We have also been clear about the need to work with the Welsh Government to ensure it is able to invest in infrastructure in those areas in which it takes the lead, and in particular on those roads in Wales which form part of the trans-European road network—the M4 in South Wales and the North Wales Expressway.

Upgrading the M4 around Newport is an urgent priority for both Governments, and I am committed to working with the Welsh Government to deliver the improvements that are required.

In October 2012 the UK Government agreed in principle that the Welsh Government should be allowed access to capital borrowing powers to invest in infrastructure in Wales, subject to an independent revenue stream being available to it to repay the money it borrows.

That agreement has informed our consideration of the recommendations made last year by the Commission on Devolution in Wales (the Silk Commission), and I can confirm that the Government will implement the key proposals in the Commission’s first report. These are:

• We will give the Welsh Ministers borrowing powers, so that they can borrow money to invest in Wales; • We will devolve certain taxes, as the Silk Commission recommended to ensure the Welsh Government has an independent funding stream to pay back the money it borrows:• We will devolve Landfill Tax and Stamp Duty Land Tax in Wales;• And we will provide for a referendum to take place so that people in Wales can decide whether some of their income tax should be devolved, in the same way as it is in Scotland.

These measures will give the Welsh Government the tools to invest in infrastructure in Wales and, in doing so, will make the National Assembly for Wales and the Welsh Government more accountable to the people in Wales who elect them. Since devolution these institutions have been accountable for how they spend taxpayers’ money. As a result of my statement today, they will be more accountable for how they raise it.
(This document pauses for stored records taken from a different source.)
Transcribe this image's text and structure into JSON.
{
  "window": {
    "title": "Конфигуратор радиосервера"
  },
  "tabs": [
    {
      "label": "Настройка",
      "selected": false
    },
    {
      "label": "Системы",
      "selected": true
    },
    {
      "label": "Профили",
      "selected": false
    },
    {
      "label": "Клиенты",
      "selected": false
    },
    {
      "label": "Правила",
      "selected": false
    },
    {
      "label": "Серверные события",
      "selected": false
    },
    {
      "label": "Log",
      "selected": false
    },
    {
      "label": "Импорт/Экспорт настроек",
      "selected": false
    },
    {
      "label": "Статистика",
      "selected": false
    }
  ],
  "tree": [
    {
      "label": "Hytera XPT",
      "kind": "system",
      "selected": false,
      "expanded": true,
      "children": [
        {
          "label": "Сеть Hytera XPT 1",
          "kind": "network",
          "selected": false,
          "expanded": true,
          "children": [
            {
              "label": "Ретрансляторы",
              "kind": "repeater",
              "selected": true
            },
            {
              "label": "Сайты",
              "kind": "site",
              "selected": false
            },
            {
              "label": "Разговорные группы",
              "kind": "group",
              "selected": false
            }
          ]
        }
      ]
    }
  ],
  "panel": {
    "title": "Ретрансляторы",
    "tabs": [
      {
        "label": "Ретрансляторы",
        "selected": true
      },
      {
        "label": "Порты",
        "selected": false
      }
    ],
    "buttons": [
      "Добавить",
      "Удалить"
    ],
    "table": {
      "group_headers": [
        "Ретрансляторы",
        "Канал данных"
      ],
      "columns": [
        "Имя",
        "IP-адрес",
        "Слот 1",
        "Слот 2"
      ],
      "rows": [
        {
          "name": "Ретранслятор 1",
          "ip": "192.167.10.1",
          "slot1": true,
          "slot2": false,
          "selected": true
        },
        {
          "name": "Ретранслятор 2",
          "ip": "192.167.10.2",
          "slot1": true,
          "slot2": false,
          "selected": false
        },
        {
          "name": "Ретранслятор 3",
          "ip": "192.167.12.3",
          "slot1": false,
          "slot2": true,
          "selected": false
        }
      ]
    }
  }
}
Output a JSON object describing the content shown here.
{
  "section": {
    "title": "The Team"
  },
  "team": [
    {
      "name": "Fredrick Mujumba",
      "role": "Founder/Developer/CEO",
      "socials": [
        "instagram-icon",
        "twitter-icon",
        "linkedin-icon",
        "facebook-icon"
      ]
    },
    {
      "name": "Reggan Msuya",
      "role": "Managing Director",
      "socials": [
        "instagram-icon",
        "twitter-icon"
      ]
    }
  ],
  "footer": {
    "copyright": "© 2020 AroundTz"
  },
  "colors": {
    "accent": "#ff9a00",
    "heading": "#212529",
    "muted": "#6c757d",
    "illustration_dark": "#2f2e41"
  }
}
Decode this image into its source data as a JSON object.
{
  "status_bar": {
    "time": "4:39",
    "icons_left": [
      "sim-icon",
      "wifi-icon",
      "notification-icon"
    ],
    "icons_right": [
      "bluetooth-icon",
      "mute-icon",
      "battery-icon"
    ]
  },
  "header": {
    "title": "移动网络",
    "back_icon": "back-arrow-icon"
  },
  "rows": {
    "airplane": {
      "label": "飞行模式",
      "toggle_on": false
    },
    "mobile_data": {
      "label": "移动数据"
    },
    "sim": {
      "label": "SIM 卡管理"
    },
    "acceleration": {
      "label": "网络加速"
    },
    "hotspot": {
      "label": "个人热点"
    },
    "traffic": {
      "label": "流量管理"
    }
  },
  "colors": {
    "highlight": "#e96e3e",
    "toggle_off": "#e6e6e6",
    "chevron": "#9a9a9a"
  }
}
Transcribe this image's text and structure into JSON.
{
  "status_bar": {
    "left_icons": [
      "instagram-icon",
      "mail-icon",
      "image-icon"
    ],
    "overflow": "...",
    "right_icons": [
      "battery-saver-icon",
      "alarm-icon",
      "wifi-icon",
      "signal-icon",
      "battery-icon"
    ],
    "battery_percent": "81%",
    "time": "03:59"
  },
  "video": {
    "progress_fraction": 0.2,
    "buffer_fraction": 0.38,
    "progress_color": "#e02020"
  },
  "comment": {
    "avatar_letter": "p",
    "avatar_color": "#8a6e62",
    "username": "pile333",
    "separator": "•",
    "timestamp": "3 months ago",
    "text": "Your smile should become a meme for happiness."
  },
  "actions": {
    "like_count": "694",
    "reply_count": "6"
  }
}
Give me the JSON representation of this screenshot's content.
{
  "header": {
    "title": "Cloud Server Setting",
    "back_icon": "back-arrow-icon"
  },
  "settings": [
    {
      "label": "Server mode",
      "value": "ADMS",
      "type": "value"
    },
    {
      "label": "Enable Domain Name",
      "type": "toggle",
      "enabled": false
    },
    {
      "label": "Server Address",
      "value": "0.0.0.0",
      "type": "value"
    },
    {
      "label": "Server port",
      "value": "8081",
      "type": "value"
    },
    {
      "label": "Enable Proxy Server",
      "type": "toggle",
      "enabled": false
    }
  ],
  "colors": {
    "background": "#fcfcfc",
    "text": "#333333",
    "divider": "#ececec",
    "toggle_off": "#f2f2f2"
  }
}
We will legislate to implement these changes as soon as parliamentary time allows. As a first step, we will publish a draft Wales Bill in the next few months to allow Parliament to scrutinise the legislation in draft.
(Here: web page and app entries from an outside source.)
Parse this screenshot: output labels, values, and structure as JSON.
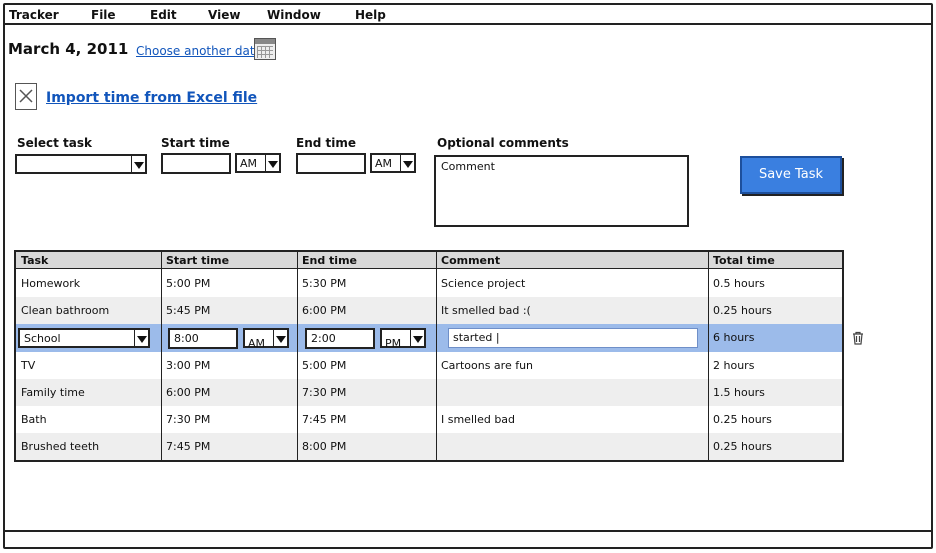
{
  "menu": [
    "Tracker",
    "File",
    "Edit",
    "View",
    "Window",
    "Help"
  ],
  "header": {
    "date": "March 4, 2011",
    "choose_date_link": "Choose another date",
    "import_link": "Import time from Excel file"
  },
  "form": {
    "select_task_label": "Select task",
    "start_time_label": "Start time",
    "end_time_label": "End time",
    "comments_label": "Optional comments",
    "start_ampm": "AM",
    "end_ampm": "AM",
    "comment_value": "Comment",
    "save_button": "Save Task"
  },
  "table": {
    "columns": [
      "Task",
      "Start time",
      "End time",
      "Comment",
      "Total time"
    ],
    "rows": [
      {
        "task": "Homework",
        "start": "5:00 PM",
        "end": "5:30 PM",
        "comment": "Science project",
        "total": "0.5 hours"
      },
      {
        "task": "Clean bathroom",
        "start": "5:45 PM",
        "end": "6:00 PM",
        "comment": "It smelled bad :(",
        "total": "0.25 hours"
      },
      {
        "task": "School",
        "start": "8:00",
        "start_ampm": "AM",
        "end": "2:00",
        "end_ampm": "PM",
        "comment": "started |",
        "total": "6 hours"
      },
      {
        "task": "TV",
        "start": "3:00 PM",
        "end": "5:00 PM",
        "comment": "Cartoons are fun",
        "total": "2 hours"
      },
      {
        "task": "Family time",
        "start": "6:00 PM",
        "end": "7:30 PM",
        "comment": "",
        "total": "1.5 hours"
      },
      {
        "task": "Bath",
        "start": "7:30 PM",
        "end": "7:45 PM",
        "comment": "I smelled bad",
        "total": "0.25 hours"
      },
      {
        "task": "Brushed teeth",
        "start": "7:45 PM",
        "end": "8:00 PM",
        "comment": "",
        "total": "0.25 hours"
      }
    ]
  },
  "colors": {
    "accent": "#3a7fe0",
    "link": "#1155bb",
    "selected_row": "#9cbbea",
    "header_bg": "#d9d9d9"
  }
}
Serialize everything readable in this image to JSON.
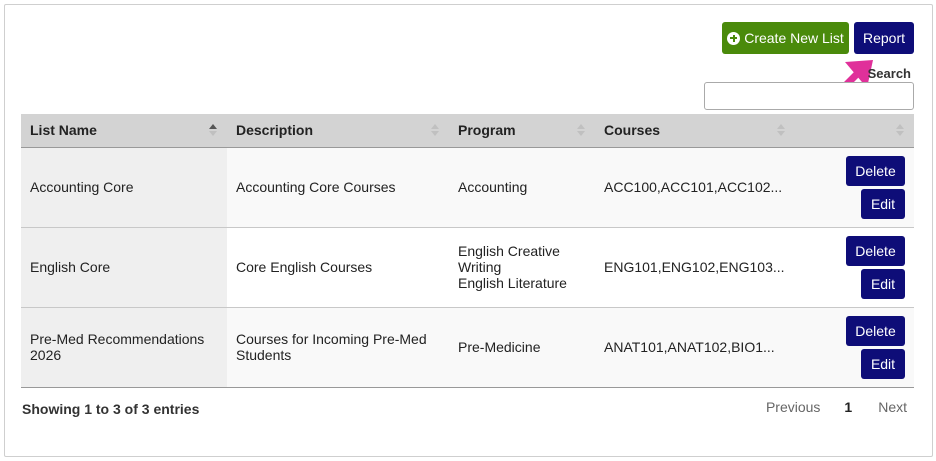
{
  "toolbar": {
    "create_label": "Create New List",
    "report_label": "Report",
    "plus_icon": "plus-circle-icon"
  },
  "search": {
    "label": "Search",
    "value": "",
    "placeholder": ""
  },
  "table": {
    "columns": [
      "List Name",
      "Description",
      "Program",
      "Courses",
      ""
    ],
    "rows": [
      {
        "list_name": "Accounting Core",
        "description": "Accounting Core Courses",
        "program": "Accounting",
        "courses": "ACC100,ACC101,ACC102...",
        "delete_label": "Delete",
        "edit_label": "Edit"
      },
      {
        "list_name": "English Core",
        "description": "Core English Courses",
        "program": "English Creative Writing\nEnglish Literature",
        "courses": "ENG101,ENG102,ENG103...",
        "delete_label": "Delete",
        "edit_label": "Edit"
      },
      {
        "list_name": "Pre-Med Recommendations 2026",
        "description": "Courses for Incoming Pre-Med Students",
        "program": "Pre-Medicine",
        "courses": "ANAT101,ANAT102,BIO1...",
        "delete_label": "Delete",
        "edit_label": "Edit"
      }
    ]
  },
  "footer": {
    "info": "Showing 1 to 3 of 3 entries",
    "prev": "Previous",
    "current_page": "1",
    "next": "Next"
  },
  "colors": {
    "create_button": "#4a8a0b",
    "report_button": "#0e0d78",
    "annotation_arrow": "#e0309a"
  }
}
We will enable the Welsh Government to use its existing limited borrowing powers before the new tax and borrowing powers come on stream to get the improvements to the M4 underway as soon as possible.
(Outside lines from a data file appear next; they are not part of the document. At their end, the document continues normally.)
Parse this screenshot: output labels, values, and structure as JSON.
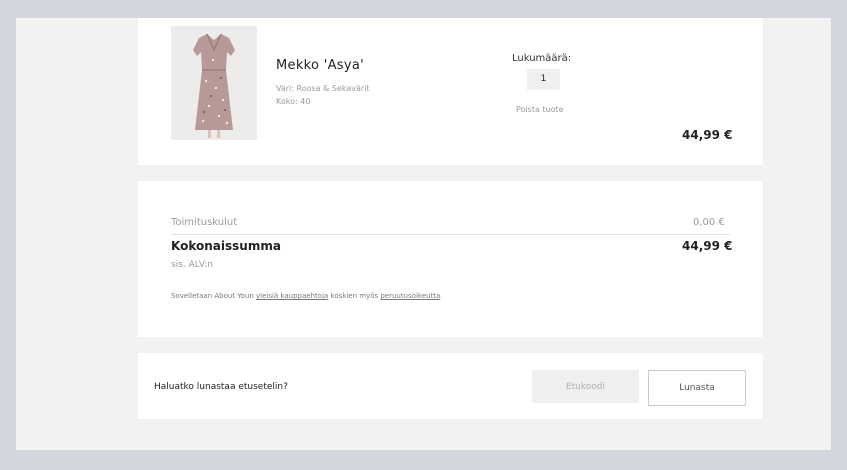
{
  "item": {
    "name": "Mekko 'Asya'",
    "color": "Väri: Roosa & Sekavärit",
    "size": "Koko: 40",
    "quantity_label": "Lukumäärä:",
    "quantity": "1",
    "remove_label": "Poista tuote",
    "price": "44,99 €"
  },
  "summary": {
    "shipping_label": "Toimituskulut",
    "shipping_value": "0,00 €",
    "total_label": "Kokonaissumma",
    "total_value": "44,99 €",
    "vat_note": "sis. ALV:n",
    "terms_prefix": "Sovelletaan About Youn ",
    "terms_link1": "yleisiä kauppaehtoja",
    "terms_middle": " koskien myös ",
    "terms_link2": "peruutusoikeutta",
    "terms_suffix": "."
  },
  "voucher": {
    "question": "Haluatko lunastaa etusetelin?",
    "input_placeholder": "Etukoodi",
    "button_label": "Lunasta"
  },
  "colors": {
    "background": "#d3d6dc",
    "page": "#f2f2f2",
    "card": "#ffffff",
    "muted_text": "#9a9a9a",
    "dress_pattern": "#b79a98"
  },
  "icons": {
    "product_image": "floral-dress-image"
  }
}
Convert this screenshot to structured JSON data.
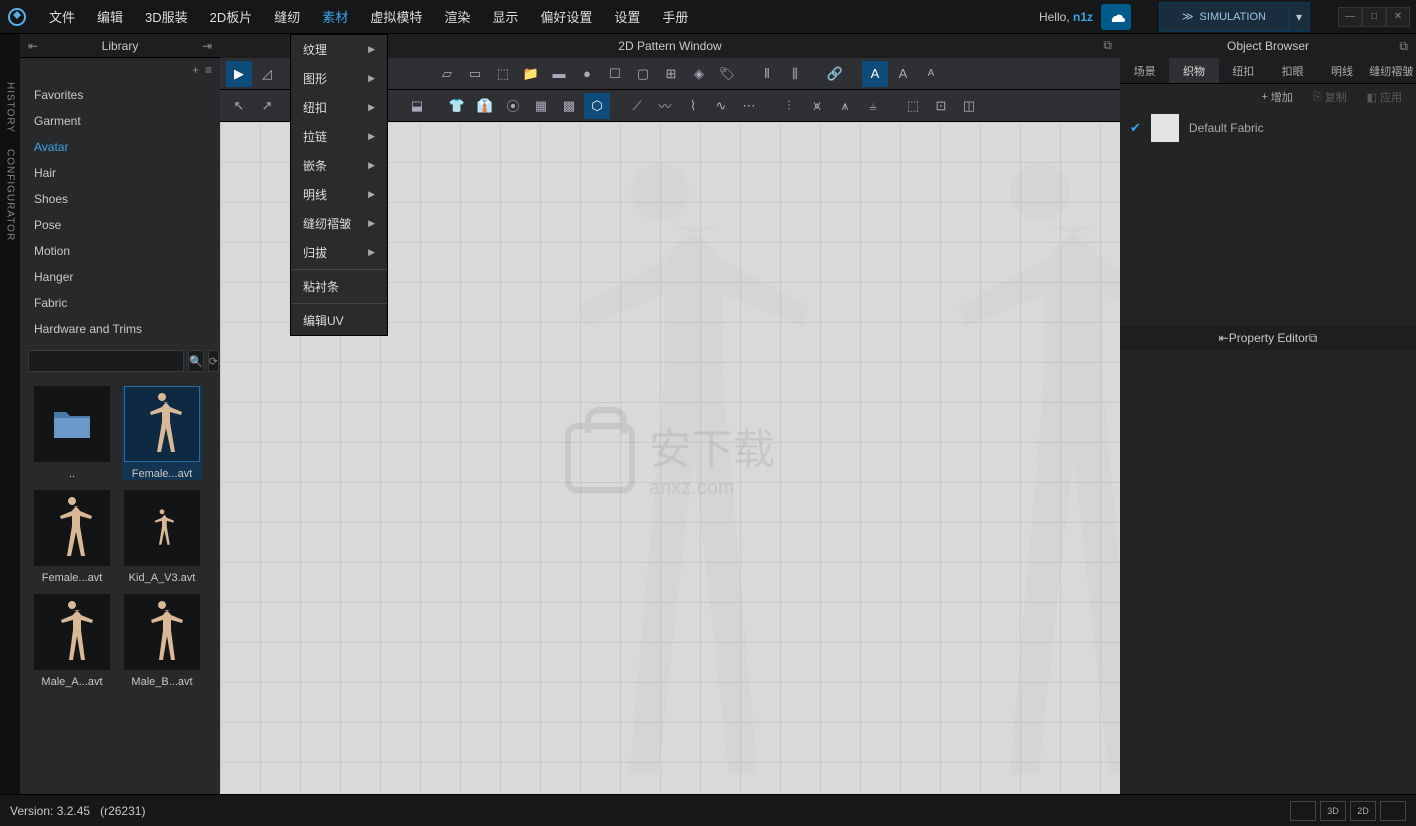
{
  "menubar": {
    "items": [
      "文件",
      "编辑",
      "3D服装",
      "2D板片",
      "缝纫",
      "素材",
      "虚拟模特",
      "渲染",
      "显示",
      "偏好设置",
      "设置",
      "手册"
    ],
    "active_index": 5,
    "hello_prefix": "Hello, ",
    "username": "n1z",
    "sim_label": "SIMULATION"
  },
  "dropdown": {
    "items": [
      {
        "label": "纹理",
        "arrow": true
      },
      {
        "label": "图形",
        "arrow": true
      },
      {
        "label": "纽扣",
        "arrow": true
      },
      {
        "label": "拉链",
        "arrow": true
      },
      {
        "label": "嵌条",
        "arrow": true
      },
      {
        "label": "明线",
        "arrow": true
      },
      {
        "label": "缝纫褶皱",
        "arrow": true
      },
      {
        "label": "归拔",
        "arrow": true
      },
      {
        "label": "粘衬条",
        "arrow": false
      },
      {
        "label": "编辑UV",
        "arrow": false
      }
    ]
  },
  "side_tabs": [
    "HISTORY",
    "CONFIGURATOR"
  ],
  "library": {
    "title": "Library",
    "categories": [
      "Favorites",
      "Garment",
      "Avatar",
      "Hair",
      "Shoes",
      "Pose",
      "Motion",
      "Hanger",
      "Fabric",
      "Hardware and Trims"
    ],
    "active_index": 2,
    "search_placeholder": "",
    "thumbs": [
      {
        "label": "..",
        "type": "folder",
        "selected": false
      },
      {
        "label": "Female...avt",
        "type": "body",
        "selected": true
      },
      {
        "label": "Female...avt",
        "type": "body",
        "selected": false
      },
      {
        "label": "Kid_A_V3.avt",
        "type": "kid",
        "selected": false
      },
      {
        "label": "Male_A...avt",
        "type": "body",
        "selected": false
      },
      {
        "label": "Male_B...avt",
        "type": "body",
        "selected": false
      }
    ]
  },
  "center": {
    "title": "2D Pattern Window",
    "watermark_text": "安下载",
    "watermark_sub": "anxz.com"
  },
  "object_browser": {
    "title": "Object Browser",
    "tabs": [
      "场景",
      "织物",
      "纽扣",
      "扣眼",
      "明线",
      "缝纫褶皱"
    ],
    "active_tab": 1,
    "add_label": "增加",
    "copy_label": "复制",
    "apply_label": "应用",
    "item_name": "Default Fabric"
  },
  "property_editor": {
    "title": "Property Editor"
  },
  "statusbar": {
    "version_label": "Version: 3.2.45",
    "build_label": "(r26231)",
    "modes": [
      "",
      "3D",
      "2D",
      ""
    ]
  }
}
Before the end of the year we will announce the Government’s response to all 33 recommendations made by the Commission in its first report.